▶ **Task material**
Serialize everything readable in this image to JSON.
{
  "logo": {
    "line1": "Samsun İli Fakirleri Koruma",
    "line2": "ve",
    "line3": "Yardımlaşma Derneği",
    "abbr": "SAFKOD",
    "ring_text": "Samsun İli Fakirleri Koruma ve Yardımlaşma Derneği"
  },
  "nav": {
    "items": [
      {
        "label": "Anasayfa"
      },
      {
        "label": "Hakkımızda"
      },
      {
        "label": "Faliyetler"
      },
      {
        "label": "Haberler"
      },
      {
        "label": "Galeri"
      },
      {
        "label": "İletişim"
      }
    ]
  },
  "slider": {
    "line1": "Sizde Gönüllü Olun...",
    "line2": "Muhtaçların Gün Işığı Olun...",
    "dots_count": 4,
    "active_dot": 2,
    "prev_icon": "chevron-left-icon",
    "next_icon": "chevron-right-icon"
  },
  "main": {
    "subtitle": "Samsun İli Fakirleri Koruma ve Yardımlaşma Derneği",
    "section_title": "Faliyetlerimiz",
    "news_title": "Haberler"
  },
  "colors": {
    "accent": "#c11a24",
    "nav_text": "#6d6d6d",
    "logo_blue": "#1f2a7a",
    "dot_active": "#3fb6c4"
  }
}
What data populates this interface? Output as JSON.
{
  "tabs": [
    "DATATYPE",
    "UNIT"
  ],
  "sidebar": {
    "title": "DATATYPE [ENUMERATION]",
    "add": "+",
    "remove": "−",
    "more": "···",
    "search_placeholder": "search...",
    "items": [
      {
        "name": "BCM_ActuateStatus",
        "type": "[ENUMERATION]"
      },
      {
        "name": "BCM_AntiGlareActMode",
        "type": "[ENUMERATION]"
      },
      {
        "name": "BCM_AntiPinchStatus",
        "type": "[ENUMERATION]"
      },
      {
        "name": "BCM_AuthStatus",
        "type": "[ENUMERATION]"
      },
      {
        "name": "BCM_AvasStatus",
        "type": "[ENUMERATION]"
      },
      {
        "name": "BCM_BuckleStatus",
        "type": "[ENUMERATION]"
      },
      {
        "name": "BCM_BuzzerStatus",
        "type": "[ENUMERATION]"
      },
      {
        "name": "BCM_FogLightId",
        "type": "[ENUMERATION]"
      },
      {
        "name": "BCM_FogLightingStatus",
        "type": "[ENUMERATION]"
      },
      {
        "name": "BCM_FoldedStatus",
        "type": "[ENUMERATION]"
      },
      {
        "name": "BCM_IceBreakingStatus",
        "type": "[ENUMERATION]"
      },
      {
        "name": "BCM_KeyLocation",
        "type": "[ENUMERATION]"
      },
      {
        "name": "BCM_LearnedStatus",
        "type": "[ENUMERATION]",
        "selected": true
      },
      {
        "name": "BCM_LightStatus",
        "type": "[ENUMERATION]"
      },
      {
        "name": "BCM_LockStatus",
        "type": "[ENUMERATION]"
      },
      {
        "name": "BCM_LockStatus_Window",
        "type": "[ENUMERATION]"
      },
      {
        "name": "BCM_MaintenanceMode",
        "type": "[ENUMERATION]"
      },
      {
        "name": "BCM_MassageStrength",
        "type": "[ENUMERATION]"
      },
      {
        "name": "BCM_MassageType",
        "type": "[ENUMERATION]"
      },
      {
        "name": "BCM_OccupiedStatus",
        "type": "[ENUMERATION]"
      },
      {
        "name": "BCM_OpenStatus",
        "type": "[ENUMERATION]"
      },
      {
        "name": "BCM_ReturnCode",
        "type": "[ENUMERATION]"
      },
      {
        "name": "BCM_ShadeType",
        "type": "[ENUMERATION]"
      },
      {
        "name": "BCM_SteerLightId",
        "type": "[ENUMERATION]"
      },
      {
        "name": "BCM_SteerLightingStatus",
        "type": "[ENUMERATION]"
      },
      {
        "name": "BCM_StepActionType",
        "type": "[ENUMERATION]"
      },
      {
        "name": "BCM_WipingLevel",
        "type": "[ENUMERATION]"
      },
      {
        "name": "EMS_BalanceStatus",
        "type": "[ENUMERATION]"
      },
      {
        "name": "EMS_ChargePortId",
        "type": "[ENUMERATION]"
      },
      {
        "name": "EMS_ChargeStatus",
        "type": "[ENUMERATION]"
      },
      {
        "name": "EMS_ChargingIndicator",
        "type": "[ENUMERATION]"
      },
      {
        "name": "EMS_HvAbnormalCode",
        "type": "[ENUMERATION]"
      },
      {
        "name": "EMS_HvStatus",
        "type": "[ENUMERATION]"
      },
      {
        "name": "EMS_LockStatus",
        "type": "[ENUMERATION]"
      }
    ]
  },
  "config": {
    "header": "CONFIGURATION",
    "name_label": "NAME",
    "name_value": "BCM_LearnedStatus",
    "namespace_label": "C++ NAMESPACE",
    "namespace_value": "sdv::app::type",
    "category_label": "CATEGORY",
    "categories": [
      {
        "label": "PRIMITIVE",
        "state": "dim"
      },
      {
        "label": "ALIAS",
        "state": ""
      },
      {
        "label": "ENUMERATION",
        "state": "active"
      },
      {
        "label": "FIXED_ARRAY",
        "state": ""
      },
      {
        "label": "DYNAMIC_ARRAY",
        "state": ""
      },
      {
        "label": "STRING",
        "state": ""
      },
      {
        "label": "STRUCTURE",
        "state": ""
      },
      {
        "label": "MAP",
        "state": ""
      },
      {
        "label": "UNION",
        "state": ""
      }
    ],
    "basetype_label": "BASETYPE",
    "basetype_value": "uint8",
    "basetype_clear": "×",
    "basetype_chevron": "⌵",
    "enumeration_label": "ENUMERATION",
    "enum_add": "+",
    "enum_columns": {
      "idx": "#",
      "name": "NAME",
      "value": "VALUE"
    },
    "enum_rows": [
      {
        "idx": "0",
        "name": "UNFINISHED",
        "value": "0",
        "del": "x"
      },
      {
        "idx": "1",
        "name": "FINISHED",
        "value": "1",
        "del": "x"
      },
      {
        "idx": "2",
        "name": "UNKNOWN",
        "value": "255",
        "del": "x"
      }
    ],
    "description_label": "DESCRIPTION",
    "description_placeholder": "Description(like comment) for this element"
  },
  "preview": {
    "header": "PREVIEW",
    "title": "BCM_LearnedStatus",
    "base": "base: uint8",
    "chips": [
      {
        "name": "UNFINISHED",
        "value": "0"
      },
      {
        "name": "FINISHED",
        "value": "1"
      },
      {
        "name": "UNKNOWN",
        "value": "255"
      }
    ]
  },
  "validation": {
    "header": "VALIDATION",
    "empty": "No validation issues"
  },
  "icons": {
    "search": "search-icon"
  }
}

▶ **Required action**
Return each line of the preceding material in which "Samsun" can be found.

▶ **Result for this exercise**
    "line1": "Samsun İli Fakirleri Koruma",
    "ring_text": "Samsun İli Fakirleri Koruma ve Yardımlaşma Derneği"
    "subtitle": "Samsun İli Fakirleri Koruma ve Yardımlaşma Derneği",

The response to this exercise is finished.